_Records to use_.
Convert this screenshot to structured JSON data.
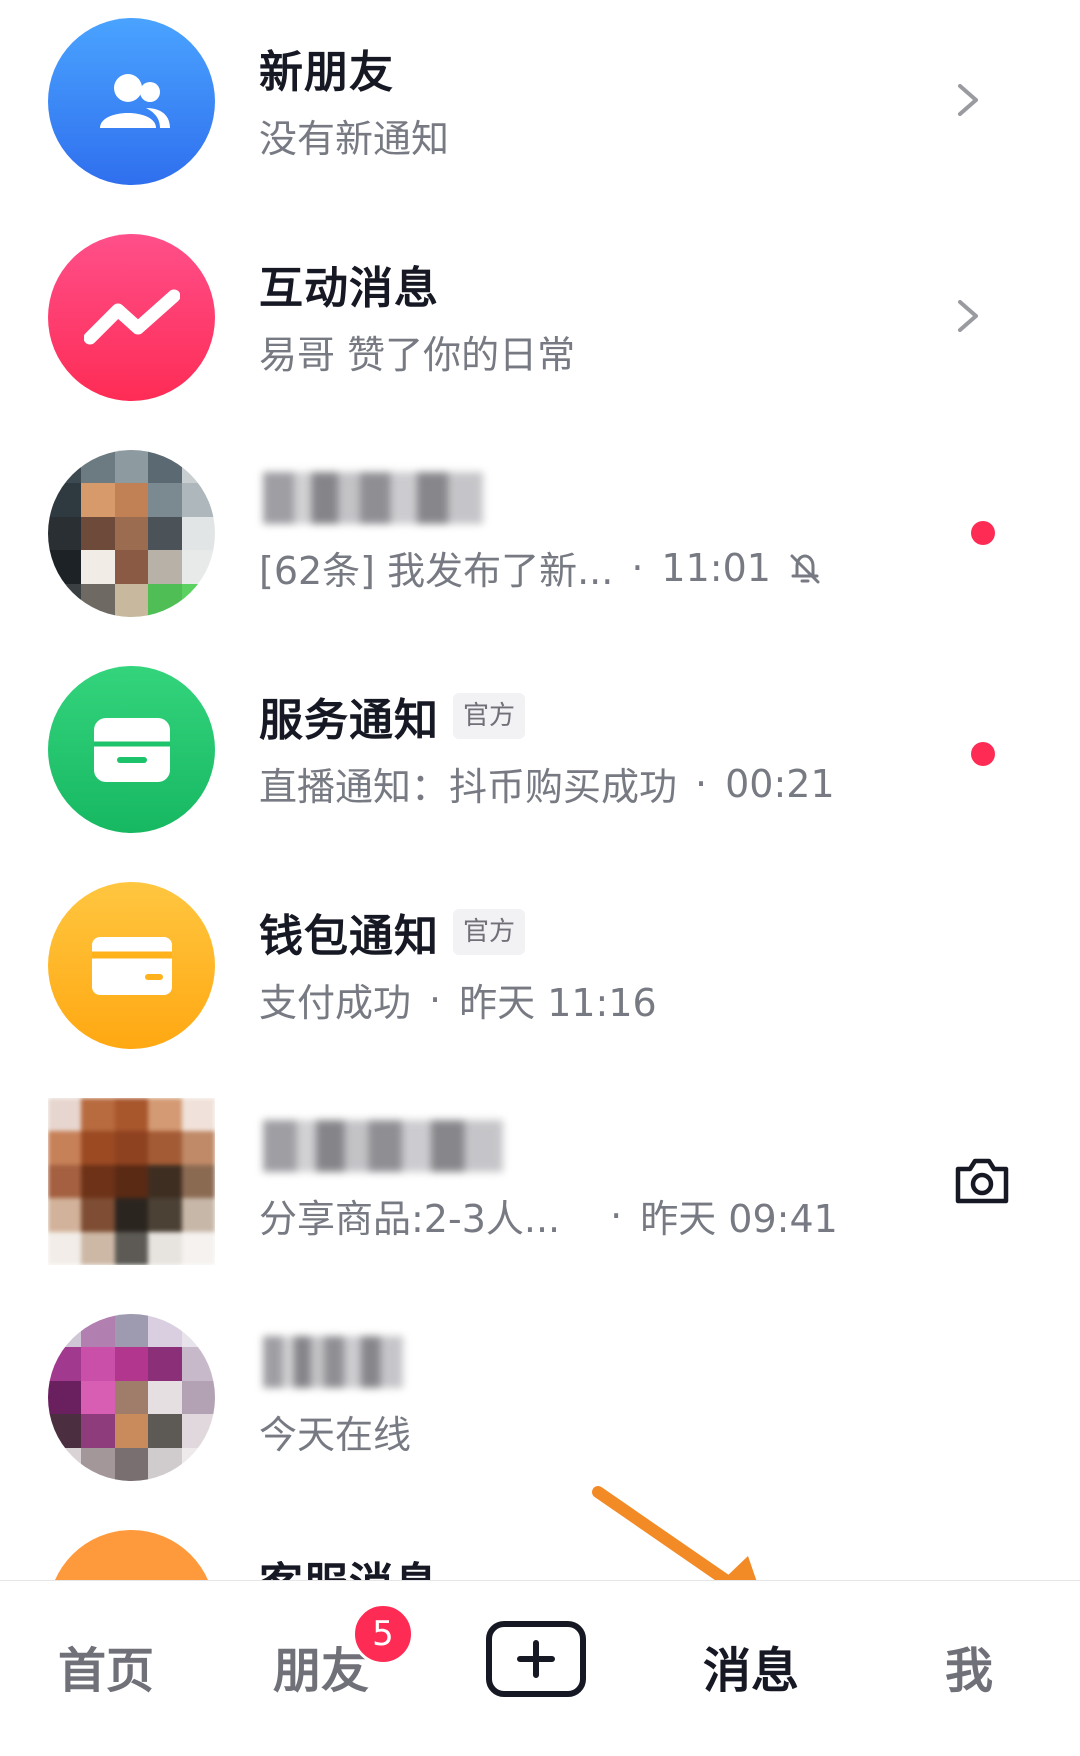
{
  "messages": [
    {
      "title": "新朋友",
      "subtitle": "没有新通知",
      "icon": "people-icon",
      "color": "#3a8ef5"
    },
    {
      "title": "互动消息",
      "subtitle": "易哥 赞了你的日常",
      "icon": "zigzag-icon",
      "color": "#fe2c6f"
    },
    {
      "subtitle": "[62条] 我发布了新...",
      "time": "11:01",
      "icon": "bell-muted-icon"
    },
    {
      "title": "服务通知",
      "tag": "官方",
      "subtitle": "直播通知：抖币购买成功",
      "time": "00:21",
      "icon": "inbox-icon",
      "color": "#1cc36a"
    },
    {
      "title": "钱包通知",
      "tag": "官方",
      "subtitle": "支付成功",
      "time": "昨天 11:16",
      "icon": "card-icon",
      "color": "#ffb21c"
    },
    {
      "subtitle": "分享商品:2-3人...",
      "time": "昨天 09:41",
      "icon": "camera-icon"
    },
    {
      "subtitle": "今天在线"
    },
    {
      "title": "客服消息",
      "color": "#ff9a3c"
    }
  ],
  "tabbar": {
    "home": "首页",
    "friends": "朋友",
    "friends_badge": "5",
    "messages": "消息",
    "me": "我",
    "active": "messages",
    "create_icon": "plus-icon"
  },
  "annotation": {
    "icon": "arrow-icon",
    "color": "#f28a25"
  }
}
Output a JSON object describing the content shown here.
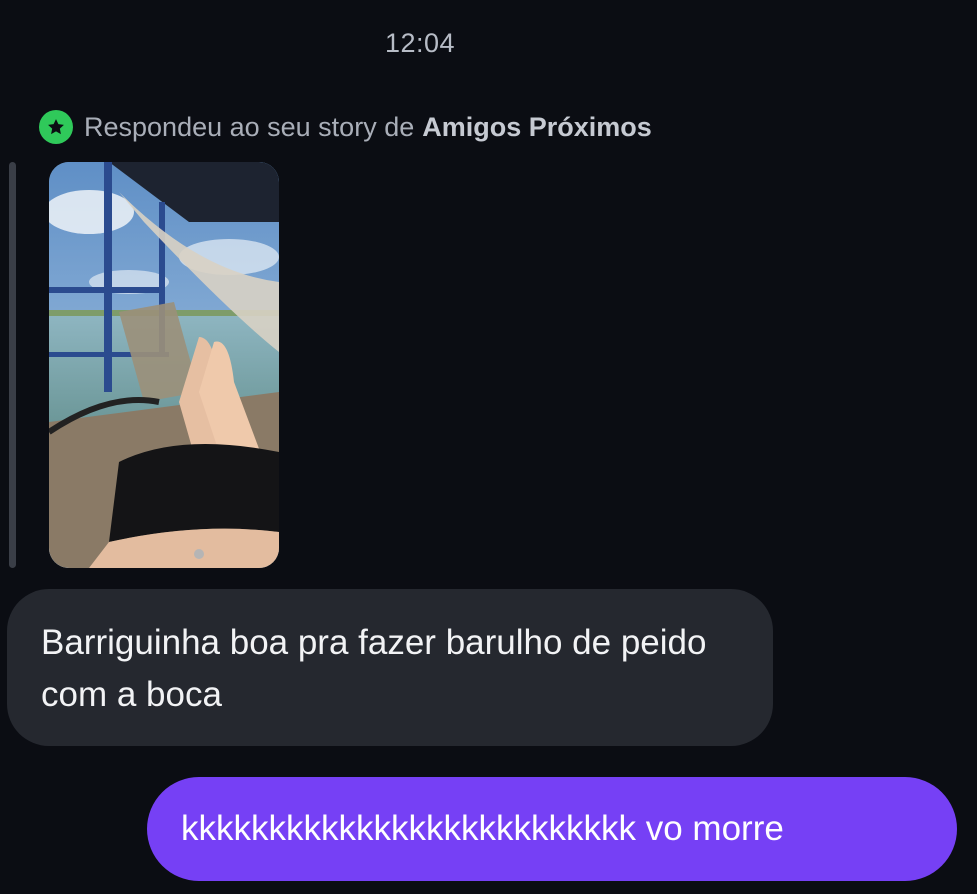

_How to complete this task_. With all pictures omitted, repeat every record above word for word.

_Written answer_.
Convert this screenshot to structured JSON data.
{
  "messages": [
    {
      "title": "新朋友",
      "subtitle": "没有新通知",
      "icon": "people-icon",
      "color": "#3a8ef5"
    },
    {
      "title": "互动消息",
      "subtitle": "易哥 赞了你的日常",
      "icon": "zigzag-icon",
      "color": "#fe2c6f"
    },
    {
      "subtitle": "[62条] 我发布了新...",
      "time": "11:01",
      "icon": "bell-muted-icon"
    },
    {
      "title": "服务通知",
      "tag": "官方",
      "subtitle": "直播通知：抖币购买成功",
      "time": "00:21",
      "icon": "inbox-icon",
      "color": "#1cc36a"
    },
    {
      "title": "钱包通知",
      "tag": "官方",
      "subtitle": "支付成功",
      "time": "昨天 11:16",
      "icon": "card-icon",
      "color": "#ffb21c"
    },
    {
      "subtitle": "分享商品:2-3人...",
      "time": "昨天 09:41",
      "icon": "camera-icon"
    },
    {
      "subtitle": "今天在线"
    },
    {
      "title": "客服消息",
      "color": "#ff9a3c"
    }
  ],
  "tabbar": {
    "home": "首页",
    "friends": "朋友",
    "friends_badge": "5",
    "messages": "消息",
    "me": "我",
    "active": "messages",
    "create_icon": "plus-icon"
  },
  "annotation": {
    "icon": "arrow-icon",
    "color": "#f28a25"
  }
}
Output a JSON object describing the content shown here.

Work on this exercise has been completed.